Competition (and innovation) will be reduced: Kroes intends to reduce the number of operators in Europe, and as a result consumers will experience less choice and innovation. The idea of solving Europe’s investments failures by reducing the number of operators is simply naïf: the number of European operators is a consequence of the fragmentation of the European market (27 national markets, a problem that the Commission is unable to address), therefore such kind of comparison is a non-sense. In any case, if you compare fixed network operators of a single European country with respect to US, Brazil, China and Japan, you will find out that in Europe we have fewer fixed network operators per country (1 or 2 against 3 or 4 on average). In any case, what matters is competition, not the number of operators.

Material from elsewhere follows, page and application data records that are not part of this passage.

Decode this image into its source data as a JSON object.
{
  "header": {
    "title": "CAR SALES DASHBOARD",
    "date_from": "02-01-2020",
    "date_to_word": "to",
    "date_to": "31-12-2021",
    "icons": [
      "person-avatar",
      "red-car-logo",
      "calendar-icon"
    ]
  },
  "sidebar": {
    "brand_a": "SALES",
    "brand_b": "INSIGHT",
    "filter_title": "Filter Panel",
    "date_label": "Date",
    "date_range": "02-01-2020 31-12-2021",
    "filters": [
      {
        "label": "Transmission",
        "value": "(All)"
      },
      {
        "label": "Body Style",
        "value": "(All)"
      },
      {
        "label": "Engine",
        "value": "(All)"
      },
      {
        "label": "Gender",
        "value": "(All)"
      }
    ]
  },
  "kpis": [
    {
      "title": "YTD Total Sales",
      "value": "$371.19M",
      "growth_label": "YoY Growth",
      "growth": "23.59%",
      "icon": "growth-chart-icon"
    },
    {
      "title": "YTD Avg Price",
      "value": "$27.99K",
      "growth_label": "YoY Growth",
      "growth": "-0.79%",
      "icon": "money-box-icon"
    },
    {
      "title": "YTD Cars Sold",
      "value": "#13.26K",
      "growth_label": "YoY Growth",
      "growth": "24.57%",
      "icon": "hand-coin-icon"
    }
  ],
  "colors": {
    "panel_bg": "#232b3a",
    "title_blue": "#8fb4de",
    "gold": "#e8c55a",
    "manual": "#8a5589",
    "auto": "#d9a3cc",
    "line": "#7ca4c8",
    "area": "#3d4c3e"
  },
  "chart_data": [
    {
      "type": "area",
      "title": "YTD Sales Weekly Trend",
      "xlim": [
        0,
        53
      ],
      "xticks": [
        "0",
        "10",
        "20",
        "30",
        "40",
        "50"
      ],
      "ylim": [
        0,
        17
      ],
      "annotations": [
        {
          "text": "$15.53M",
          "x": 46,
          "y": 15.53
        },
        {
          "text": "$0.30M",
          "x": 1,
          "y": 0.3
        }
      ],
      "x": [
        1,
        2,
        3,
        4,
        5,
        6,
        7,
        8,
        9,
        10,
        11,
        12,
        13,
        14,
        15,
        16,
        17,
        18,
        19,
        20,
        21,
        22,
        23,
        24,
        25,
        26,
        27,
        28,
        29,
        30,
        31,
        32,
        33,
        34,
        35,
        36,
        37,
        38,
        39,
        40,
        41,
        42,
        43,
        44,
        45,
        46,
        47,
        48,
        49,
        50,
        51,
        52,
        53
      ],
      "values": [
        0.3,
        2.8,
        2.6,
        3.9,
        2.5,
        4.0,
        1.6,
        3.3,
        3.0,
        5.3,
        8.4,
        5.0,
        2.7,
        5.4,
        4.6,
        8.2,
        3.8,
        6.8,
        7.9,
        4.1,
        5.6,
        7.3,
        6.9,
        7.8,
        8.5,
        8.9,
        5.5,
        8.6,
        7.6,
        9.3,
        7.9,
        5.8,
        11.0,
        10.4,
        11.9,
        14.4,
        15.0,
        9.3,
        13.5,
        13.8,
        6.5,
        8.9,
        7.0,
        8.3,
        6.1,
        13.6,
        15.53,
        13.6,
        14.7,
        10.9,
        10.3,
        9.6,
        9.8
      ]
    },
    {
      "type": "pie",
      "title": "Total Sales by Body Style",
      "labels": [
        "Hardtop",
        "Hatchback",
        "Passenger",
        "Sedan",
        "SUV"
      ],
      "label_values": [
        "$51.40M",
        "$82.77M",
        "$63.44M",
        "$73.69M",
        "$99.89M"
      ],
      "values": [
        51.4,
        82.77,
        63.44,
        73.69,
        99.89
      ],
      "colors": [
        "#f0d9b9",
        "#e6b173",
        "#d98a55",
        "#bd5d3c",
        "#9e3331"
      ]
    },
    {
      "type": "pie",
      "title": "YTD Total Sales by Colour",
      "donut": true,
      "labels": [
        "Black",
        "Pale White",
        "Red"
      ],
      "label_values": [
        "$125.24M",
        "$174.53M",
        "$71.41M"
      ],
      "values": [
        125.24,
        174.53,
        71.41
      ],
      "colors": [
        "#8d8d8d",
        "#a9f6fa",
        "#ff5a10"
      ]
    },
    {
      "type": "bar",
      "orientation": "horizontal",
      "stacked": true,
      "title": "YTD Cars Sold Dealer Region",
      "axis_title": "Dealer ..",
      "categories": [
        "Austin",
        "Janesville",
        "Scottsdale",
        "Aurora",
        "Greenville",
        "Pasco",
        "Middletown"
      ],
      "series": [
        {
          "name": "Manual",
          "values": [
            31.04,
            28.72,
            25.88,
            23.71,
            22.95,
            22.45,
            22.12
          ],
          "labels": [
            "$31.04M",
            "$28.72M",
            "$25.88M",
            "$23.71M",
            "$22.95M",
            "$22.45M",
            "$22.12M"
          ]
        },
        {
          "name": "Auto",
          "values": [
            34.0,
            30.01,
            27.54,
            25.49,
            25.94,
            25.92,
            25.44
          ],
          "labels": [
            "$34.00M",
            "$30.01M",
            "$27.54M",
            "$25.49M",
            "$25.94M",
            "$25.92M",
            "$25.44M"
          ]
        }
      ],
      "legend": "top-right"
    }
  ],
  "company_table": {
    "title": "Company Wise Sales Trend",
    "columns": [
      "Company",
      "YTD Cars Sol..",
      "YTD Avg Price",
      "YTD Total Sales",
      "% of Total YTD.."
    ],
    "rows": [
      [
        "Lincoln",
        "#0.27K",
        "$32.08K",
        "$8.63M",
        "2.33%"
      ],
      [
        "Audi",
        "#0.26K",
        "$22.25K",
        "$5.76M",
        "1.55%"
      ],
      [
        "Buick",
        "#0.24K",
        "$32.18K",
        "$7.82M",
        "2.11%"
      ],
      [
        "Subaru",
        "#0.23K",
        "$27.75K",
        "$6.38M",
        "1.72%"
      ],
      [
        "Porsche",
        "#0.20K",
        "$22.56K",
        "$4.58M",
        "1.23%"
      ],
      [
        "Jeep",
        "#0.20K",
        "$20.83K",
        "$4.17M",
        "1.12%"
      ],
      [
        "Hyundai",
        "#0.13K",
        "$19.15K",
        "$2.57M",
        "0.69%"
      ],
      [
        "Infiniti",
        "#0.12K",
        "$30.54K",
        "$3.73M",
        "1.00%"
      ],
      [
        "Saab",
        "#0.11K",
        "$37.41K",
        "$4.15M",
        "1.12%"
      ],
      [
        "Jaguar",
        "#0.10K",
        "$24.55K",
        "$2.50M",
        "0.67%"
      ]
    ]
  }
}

In US AT&T and Verizon invested because of the competing cable Internet offers. Without such competition, they would have not.
Fibers investments will be even more uncertain and scarce: apart from copper-based VDSL upgrades (which are already happening and are natural for networks operators), it is still unclear why incumbents should invest the huge and stable profits of the copper networks into NGA networks. Kroes believes that “stability” will encourage investments, however she mixes price and legal stability. Price stability does not produce network investments in the absence of competition, it rather produces “financial investments” in shares and dividends instruments issued by the “winners” (old legacy incumbents). On the contrary, the draft proposal will inflate legal uncertainty into the entire European regulatory framework, because it multiplies different variations and conditions for non-discrimination remedies as well as for relaxation of cost orientation obligations. A real roulette for the national regulators.
To sum up: there are convincing evidences that Kroes’ reform will bring the telecom sector back to re-monopolisation: the dilemma “build or buy” for alternative operators may result in the majority of operators leaving the market (the operators which invented BB, ADSL and many Internet stuff, by the way). The decrease of competitors (and competition) will make even less attractive and reasonable the business case for fibres investors. 15 years of telecom liberalization will be lost.